[EXERCISE GOAL]:
The data below should be copied out exactly, with its pictures omitted.

[RECORD SET]:
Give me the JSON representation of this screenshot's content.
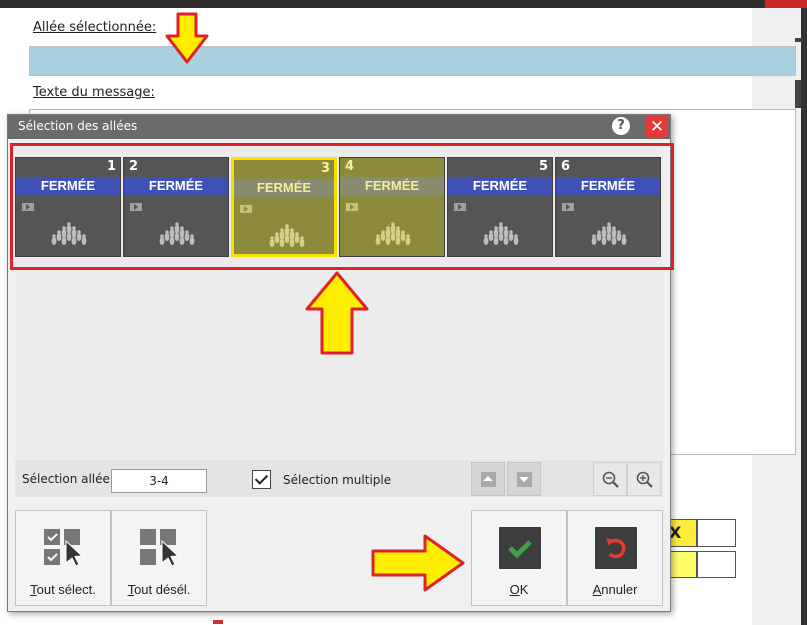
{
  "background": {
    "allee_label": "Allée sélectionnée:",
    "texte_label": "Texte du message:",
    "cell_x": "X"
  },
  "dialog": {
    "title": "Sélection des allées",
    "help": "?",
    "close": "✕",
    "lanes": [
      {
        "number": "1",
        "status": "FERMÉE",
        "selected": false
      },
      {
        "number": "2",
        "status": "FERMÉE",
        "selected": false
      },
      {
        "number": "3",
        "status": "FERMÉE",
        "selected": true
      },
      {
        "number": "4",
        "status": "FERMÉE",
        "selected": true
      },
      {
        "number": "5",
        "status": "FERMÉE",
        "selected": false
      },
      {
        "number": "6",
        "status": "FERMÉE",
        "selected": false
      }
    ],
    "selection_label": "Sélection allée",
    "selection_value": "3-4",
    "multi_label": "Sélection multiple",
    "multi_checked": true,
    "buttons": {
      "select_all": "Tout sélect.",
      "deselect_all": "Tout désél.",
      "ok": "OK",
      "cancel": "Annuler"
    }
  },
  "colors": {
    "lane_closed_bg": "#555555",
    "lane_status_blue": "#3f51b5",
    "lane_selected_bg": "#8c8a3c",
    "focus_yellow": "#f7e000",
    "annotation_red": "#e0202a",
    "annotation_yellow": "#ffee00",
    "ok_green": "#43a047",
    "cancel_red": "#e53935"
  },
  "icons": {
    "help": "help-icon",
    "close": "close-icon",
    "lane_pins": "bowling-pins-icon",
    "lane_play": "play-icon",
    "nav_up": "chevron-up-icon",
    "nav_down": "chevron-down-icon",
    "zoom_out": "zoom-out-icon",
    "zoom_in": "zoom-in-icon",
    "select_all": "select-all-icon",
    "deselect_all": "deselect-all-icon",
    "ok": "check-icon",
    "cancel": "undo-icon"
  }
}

[TASK ANSWER]:
Give me the JSON representation of this screenshot's content.
{
  "background": {
    "allee_label": "Allée sélectionnée:",
    "texte_label": "Texte du message:",
    "cell_x": "X"
  },
  "dialog": {
    "title": "Sélection des allées",
    "help": "?",
    "close": "✕",
    "lanes": [
      {
        "number": "1",
        "status": "FERMÉE",
        "selected": false
      },
      {
        "number": "2",
        "status": "FERMÉE",
        "selected": false
      },
      {
        "number": "3",
        "status": "FERMÉE",
        "selected": true
      },
      {
        "number": "4",
        "status": "FERMÉE",
        "selected": true
      },
      {
        "number": "5",
        "status": "FERMÉE",
        "selected": false
      },
      {
        "number": "6",
        "status": "FERMÉE",
        "selected": false
      }
    ],
    "selection_label": "Sélection allée",
    "selection_value": "3-4",
    "multi_label": "Sélection multiple",
    "multi_checked": true,
    "buttons": {
      "select_all": "Tout sélect.",
      "deselect_all": "Tout désél.",
      "ok": "OK",
      "cancel": "Annuler"
    }
  },
  "colors": {
    "lane_closed_bg": "#555555",
    "lane_status_blue": "#3f51b5",
    "lane_selected_bg": "#8c8a3c",
    "focus_yellow": "#f7e000",
    "annotation_red": "#e0202a",
    "annotation_yellow": "#ffee00",
    "ok_green": "#43a047",
    "cancel_red": "#e53935"
  },
  "icons": {
    "help": "help-icon",
    "close": "close-icon",
    "lane_pins": "bowling-pins-icon",
    "lane_play": "play-icon",
    "nav_up": "chevron-up-icon",
    "nav_down": "chevron-down-icon",
    "zoom_out": "zoom-out-icon",
    "zoom_in": "zoom-in-icon",
    "select_all": "select-all-icon",
    "deselect_all": "deselect-all-icon",
    "ok": "check-icon",
    "cancel": "undo-icon"
  }
}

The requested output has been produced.